*Problem description*. Where a line contains the word "Republic", copy that line from the records below.
-------- Data --------
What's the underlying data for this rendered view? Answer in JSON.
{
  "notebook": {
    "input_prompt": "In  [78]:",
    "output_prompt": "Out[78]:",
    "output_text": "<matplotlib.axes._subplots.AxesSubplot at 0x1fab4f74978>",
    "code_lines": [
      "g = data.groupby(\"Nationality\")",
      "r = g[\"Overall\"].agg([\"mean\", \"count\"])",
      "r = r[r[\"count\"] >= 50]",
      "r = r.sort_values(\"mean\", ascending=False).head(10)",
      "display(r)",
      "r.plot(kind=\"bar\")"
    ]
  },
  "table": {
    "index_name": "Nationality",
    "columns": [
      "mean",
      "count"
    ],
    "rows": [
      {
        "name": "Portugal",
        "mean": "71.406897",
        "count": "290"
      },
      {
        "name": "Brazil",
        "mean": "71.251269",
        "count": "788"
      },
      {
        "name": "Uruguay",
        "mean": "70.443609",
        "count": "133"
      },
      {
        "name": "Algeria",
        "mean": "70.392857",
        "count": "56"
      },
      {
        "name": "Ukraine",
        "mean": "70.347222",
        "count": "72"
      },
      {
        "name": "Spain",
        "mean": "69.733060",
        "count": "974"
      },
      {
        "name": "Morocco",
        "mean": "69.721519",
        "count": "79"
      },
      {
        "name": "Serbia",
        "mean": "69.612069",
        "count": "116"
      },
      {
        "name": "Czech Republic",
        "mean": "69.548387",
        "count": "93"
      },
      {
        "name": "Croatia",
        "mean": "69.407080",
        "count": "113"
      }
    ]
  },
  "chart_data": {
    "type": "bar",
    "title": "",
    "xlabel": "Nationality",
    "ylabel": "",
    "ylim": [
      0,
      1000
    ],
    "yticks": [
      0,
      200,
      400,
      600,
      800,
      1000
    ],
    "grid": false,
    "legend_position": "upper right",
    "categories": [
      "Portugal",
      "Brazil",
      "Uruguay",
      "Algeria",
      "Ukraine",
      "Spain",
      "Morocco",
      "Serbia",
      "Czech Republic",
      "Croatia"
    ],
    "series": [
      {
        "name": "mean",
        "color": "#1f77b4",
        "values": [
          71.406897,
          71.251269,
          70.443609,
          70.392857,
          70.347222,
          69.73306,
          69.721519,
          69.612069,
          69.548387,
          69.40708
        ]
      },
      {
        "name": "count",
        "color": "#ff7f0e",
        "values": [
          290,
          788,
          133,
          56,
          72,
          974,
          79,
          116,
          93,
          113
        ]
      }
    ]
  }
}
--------
*Response to this task*.
        "name": "Czech Republic",
      "Czech Republic",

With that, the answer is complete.